Collected data
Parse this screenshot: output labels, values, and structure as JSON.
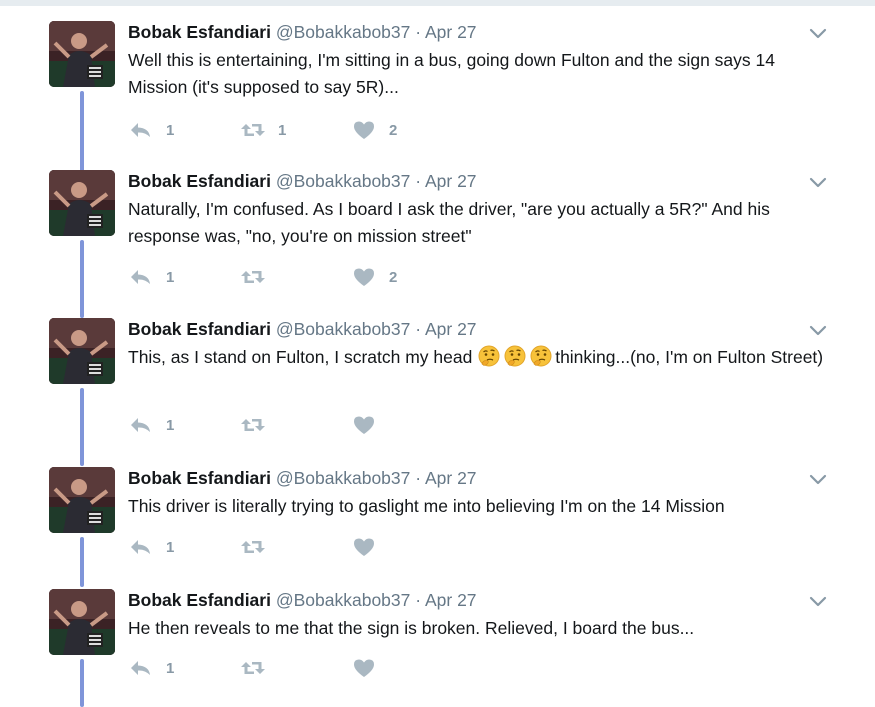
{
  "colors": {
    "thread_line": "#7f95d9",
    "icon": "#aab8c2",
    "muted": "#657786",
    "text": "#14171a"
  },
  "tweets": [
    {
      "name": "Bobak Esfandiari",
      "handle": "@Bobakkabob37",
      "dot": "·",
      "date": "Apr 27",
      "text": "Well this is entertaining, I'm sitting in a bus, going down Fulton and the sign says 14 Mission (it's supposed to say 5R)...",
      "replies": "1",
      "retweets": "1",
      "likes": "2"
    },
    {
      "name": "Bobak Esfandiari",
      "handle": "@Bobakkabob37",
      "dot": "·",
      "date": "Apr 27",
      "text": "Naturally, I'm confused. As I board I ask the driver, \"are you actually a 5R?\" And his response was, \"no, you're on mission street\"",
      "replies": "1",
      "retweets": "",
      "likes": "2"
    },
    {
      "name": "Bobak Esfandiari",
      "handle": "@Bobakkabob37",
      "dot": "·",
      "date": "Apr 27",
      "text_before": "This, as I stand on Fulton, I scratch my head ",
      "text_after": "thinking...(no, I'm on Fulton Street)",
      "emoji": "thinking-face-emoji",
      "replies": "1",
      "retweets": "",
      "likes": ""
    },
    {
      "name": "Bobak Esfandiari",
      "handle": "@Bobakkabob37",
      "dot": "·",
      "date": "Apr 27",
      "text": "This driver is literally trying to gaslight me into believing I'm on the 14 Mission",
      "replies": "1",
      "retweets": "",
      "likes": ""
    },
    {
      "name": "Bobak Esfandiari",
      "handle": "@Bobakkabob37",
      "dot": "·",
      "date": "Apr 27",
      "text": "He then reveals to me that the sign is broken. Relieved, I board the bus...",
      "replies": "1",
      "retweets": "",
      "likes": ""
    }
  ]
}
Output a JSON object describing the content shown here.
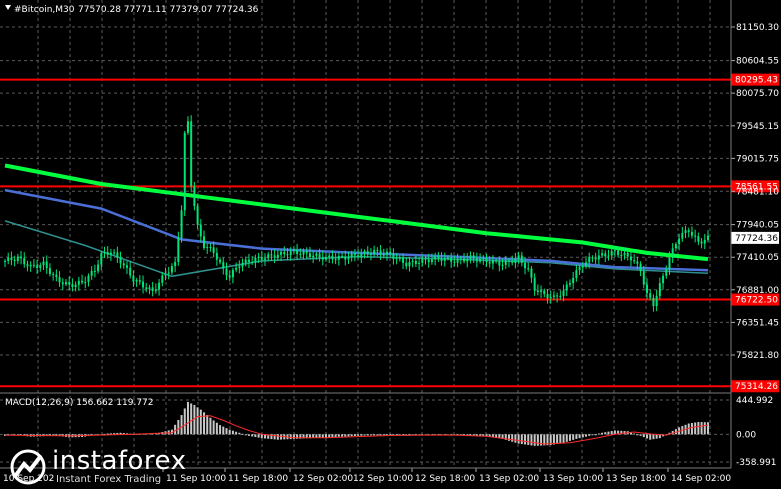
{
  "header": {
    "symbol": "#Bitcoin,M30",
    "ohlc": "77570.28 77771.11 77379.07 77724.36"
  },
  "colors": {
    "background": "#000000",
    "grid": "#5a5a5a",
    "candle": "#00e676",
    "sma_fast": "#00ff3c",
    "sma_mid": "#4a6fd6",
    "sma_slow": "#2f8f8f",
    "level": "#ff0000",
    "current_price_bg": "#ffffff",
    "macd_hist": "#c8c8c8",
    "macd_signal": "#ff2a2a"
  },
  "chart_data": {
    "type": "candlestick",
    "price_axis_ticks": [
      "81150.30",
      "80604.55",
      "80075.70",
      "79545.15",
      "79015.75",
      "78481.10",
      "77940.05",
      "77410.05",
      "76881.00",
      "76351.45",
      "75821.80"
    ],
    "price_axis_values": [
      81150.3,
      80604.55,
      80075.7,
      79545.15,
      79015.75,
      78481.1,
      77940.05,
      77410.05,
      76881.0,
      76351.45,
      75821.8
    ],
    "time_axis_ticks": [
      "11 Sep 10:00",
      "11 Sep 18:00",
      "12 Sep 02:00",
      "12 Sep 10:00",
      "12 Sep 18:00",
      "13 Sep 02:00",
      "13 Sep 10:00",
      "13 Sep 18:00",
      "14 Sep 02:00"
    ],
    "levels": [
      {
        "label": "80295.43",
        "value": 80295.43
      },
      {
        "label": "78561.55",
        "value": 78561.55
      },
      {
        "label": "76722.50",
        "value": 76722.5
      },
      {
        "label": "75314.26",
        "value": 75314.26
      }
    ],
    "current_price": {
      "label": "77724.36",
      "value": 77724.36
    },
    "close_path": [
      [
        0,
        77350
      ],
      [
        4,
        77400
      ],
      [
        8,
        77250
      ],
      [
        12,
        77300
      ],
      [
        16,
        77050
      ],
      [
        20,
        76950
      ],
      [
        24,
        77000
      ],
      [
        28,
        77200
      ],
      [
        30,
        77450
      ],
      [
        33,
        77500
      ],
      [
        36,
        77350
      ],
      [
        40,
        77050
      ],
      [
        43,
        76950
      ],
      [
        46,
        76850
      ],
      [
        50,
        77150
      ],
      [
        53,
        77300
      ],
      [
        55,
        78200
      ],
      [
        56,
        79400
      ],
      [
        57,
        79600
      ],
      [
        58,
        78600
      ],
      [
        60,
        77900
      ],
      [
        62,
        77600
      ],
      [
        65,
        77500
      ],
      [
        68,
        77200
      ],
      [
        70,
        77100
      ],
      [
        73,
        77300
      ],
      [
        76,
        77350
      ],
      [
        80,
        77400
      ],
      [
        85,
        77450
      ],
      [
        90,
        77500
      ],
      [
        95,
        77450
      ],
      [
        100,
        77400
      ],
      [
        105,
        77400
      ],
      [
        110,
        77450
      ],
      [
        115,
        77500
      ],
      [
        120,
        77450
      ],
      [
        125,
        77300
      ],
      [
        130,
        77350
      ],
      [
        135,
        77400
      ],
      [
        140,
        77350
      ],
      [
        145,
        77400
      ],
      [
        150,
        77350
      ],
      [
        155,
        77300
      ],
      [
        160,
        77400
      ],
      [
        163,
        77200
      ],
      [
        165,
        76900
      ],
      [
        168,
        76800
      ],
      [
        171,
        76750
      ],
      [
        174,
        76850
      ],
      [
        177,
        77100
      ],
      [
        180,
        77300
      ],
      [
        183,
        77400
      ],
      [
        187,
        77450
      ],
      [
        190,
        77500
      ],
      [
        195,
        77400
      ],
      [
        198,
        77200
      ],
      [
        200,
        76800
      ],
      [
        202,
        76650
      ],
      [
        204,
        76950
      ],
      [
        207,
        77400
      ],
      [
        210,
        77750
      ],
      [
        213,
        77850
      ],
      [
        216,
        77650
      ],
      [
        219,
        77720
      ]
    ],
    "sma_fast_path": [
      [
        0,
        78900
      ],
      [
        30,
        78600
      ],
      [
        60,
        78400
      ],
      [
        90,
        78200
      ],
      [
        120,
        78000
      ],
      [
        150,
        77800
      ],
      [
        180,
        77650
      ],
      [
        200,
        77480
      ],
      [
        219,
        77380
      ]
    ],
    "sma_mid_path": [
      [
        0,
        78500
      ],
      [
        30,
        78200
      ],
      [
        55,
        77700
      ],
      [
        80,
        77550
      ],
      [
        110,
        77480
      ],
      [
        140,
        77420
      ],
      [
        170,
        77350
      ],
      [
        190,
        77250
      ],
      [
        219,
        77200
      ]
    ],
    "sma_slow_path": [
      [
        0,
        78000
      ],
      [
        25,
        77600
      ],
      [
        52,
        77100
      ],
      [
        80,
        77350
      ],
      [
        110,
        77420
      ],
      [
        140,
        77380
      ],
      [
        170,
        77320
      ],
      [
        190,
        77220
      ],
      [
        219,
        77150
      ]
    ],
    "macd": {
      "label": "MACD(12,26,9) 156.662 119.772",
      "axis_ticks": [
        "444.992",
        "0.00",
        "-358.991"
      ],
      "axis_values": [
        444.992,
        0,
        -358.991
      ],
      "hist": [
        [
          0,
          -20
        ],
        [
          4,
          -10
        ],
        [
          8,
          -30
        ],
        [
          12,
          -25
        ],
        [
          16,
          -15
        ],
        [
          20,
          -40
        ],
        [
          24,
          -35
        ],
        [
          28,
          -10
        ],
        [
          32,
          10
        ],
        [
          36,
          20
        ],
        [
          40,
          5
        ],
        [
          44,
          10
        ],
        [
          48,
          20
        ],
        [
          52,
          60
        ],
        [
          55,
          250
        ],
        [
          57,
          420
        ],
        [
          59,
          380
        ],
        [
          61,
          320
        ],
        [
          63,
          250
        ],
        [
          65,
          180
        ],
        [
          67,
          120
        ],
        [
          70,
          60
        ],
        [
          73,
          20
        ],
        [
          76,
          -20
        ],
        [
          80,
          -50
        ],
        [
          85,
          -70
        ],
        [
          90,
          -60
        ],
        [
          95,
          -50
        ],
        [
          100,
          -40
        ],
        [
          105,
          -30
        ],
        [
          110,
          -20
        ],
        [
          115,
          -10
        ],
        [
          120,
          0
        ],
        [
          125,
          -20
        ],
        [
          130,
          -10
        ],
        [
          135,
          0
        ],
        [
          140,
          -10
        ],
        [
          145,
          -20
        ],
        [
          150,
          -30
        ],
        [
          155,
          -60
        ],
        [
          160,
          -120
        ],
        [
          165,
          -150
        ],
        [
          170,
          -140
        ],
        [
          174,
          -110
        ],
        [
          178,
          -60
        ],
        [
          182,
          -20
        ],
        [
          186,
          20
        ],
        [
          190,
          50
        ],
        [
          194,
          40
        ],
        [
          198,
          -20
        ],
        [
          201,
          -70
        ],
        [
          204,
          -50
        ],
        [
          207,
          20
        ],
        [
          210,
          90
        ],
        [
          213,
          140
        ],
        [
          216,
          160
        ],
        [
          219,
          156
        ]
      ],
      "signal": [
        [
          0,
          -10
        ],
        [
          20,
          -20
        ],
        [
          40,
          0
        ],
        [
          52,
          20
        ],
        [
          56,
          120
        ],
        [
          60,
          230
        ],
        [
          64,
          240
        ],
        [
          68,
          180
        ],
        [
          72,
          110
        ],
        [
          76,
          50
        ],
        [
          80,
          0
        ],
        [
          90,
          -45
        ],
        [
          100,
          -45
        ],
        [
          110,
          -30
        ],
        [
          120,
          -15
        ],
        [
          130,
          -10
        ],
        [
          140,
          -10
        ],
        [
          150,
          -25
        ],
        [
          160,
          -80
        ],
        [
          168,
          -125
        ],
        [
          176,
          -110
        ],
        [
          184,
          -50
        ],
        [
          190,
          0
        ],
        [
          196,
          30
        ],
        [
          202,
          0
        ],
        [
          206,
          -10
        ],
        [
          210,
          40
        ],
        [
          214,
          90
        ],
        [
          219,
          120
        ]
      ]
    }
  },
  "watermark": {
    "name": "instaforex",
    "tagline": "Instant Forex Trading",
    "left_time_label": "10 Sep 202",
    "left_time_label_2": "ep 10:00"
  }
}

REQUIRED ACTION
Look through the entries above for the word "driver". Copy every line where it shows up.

ANSWER TO THIS TASK
      "text": "Naturally, I'm confused. As I board I ask the driver, \"are you actually a 5R?\" And his response was, \"no, you're on mission street\"",
      "text": "This driver is literally trying to gaslight me into believing I'm on the 14 Mission",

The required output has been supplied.